[Stored items]
+--

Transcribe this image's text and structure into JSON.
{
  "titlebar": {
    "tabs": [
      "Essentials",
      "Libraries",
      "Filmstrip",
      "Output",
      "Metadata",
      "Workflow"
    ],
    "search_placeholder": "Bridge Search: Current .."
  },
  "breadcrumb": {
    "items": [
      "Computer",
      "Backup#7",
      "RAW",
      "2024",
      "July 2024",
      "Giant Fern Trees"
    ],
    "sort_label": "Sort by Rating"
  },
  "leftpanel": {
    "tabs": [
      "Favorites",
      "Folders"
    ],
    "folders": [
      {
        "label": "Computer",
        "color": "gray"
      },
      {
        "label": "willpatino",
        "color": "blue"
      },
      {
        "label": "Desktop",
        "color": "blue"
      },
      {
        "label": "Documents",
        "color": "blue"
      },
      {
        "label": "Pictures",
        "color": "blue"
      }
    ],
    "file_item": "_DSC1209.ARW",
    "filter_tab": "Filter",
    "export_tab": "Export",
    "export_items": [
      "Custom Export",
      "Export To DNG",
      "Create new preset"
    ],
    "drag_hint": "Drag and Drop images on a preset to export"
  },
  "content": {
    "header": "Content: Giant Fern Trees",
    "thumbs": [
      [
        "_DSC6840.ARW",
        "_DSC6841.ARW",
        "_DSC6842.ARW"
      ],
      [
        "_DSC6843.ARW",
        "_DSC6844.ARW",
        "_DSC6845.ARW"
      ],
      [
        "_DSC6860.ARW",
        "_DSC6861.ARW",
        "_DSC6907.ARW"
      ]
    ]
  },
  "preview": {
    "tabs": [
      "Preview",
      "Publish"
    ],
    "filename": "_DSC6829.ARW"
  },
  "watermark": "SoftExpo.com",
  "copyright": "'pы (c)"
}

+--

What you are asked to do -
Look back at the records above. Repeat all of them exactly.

Your response -
Transcribe this image's text and structure into JSON.
{
  "titlebar": {
    "tabs": [
      "Essentials",
      "Libraries",
      "Filmstrip",
      "Output",
      "Metadata",
      "Workflow"
    ],
    "search_placeholder": "Bridge Search: Current .."
  },
  "breadcrumb": {
    "items": [
      "Computer",
      "Backup#7",
      "RAW",
      "2024",
      "July 2024",
      "Giant Fern Trees"
    ],
    "sort_label": "Sort by Rating"
  },
  "leftpanel": {
    "tabs": [
      "Favorites",
      "Folders"
    ],
    "folders": [
      {
        "label": "Computer",
        "color": "gray"
      },
      {
        "label": "willpatino",
        "color": "blue"
      },
      {
        "label": "Desktop",
        "color": "blue"
      },
      {
        "label": "Documents",
        "color": "blue"
      },
      {
        "label": "Pictures",
        "color": "blue"
      }
    ],
    "file_item": "_DSC1209.ARW",
    "filter_tab": "Filter",
    "export_tab": "Export",
    "export_items": [
      "Custom Export",
      "Export To DNG",
      "Create new preset"
    ],
    "drag_hint": "Drag and Drop images on a preset to export"
  },
  "content": {
    "header": "Content: Giant Fern Trees",
    "thumbs": [
      [
        "_DSC6840.ARW",
        "_DSC6841.ARW",
        "_DSC6842.ARW"
      ],
      [
        "_DSC6843.ARW",
        "_DSC6844.ARW",
        "_DSC6845.ARW"
      ],
      [
        "_DSC6860.ARW",
        "_DSC6861.ARW",
        "_DSC6907.ARW"
      ]
    ]
  },
  "preview": {
    "tabs": [
      "Preview",
      "Publish"
    ],
    "filename": "_DSC6829.ARW"
  },
  "watermark": "SoftExpo.com",
  "copyright": "'pы (c)"
}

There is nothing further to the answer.